## [Description of the task]
Please set down every entry again exactly as it stands, without the pictures.
——
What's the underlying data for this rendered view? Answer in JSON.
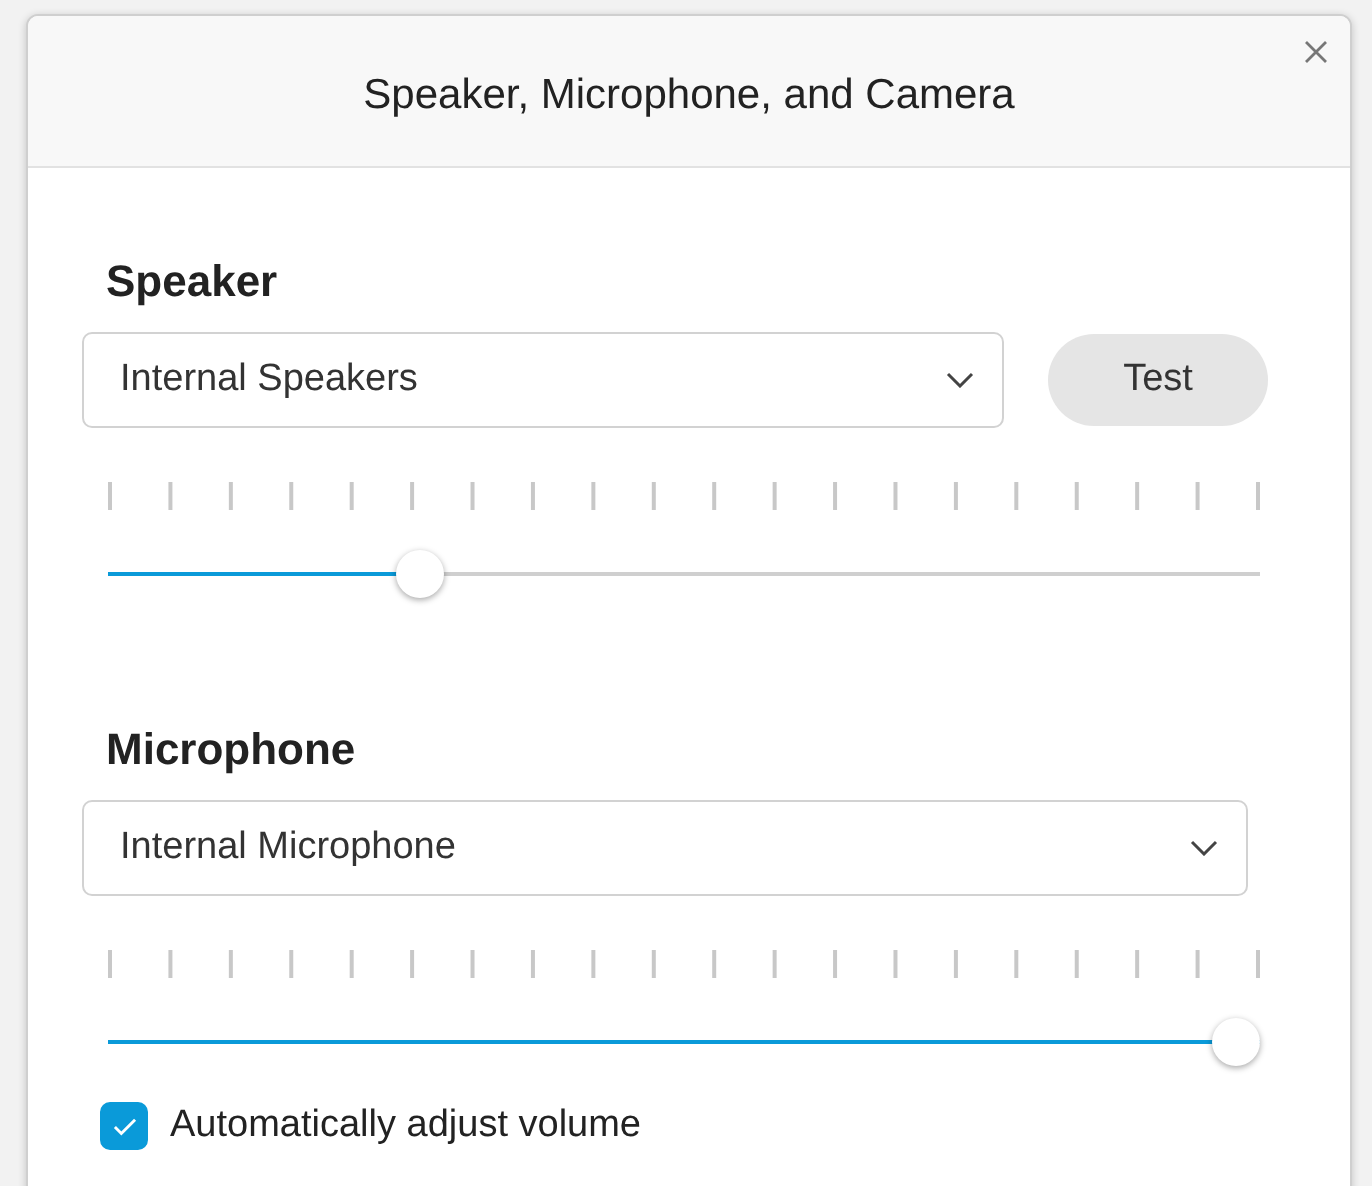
{
  "window": {
    "title": "Speaker, Microphone, and Camera"
  },
  "speaker": {
    "label": "Speaker",
    "device": "Internal Speakers",
    "test_button": "Test",
    "level": 0.26
  },
  "microphone": {
    "label": "Microphone",
    "device": "Internal Microphone",
    "level": 1
  },
  "auto_adjust": {
    "label": "Automatically adjust volume",
    "checked": true
  }
}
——
## [Result of the task]
What's the underlying data for this rendered view? Answer in JSON.
{
  "window": {
    "title": "Speaker, Microphone, and Camera"
  },
  "speaker": {
    "label": "Speaker",
    "device": "Internal Speakers",
    "test_button": "Test",
    "level": 0.26
  },
  "microphone": {
    "label": "Microphone",
    "device": "Internal Microphone",
    "level": 1
  },
  "auto_adjust": {
    "label": "Automatically adjust volume",
    "checked": true
  }
}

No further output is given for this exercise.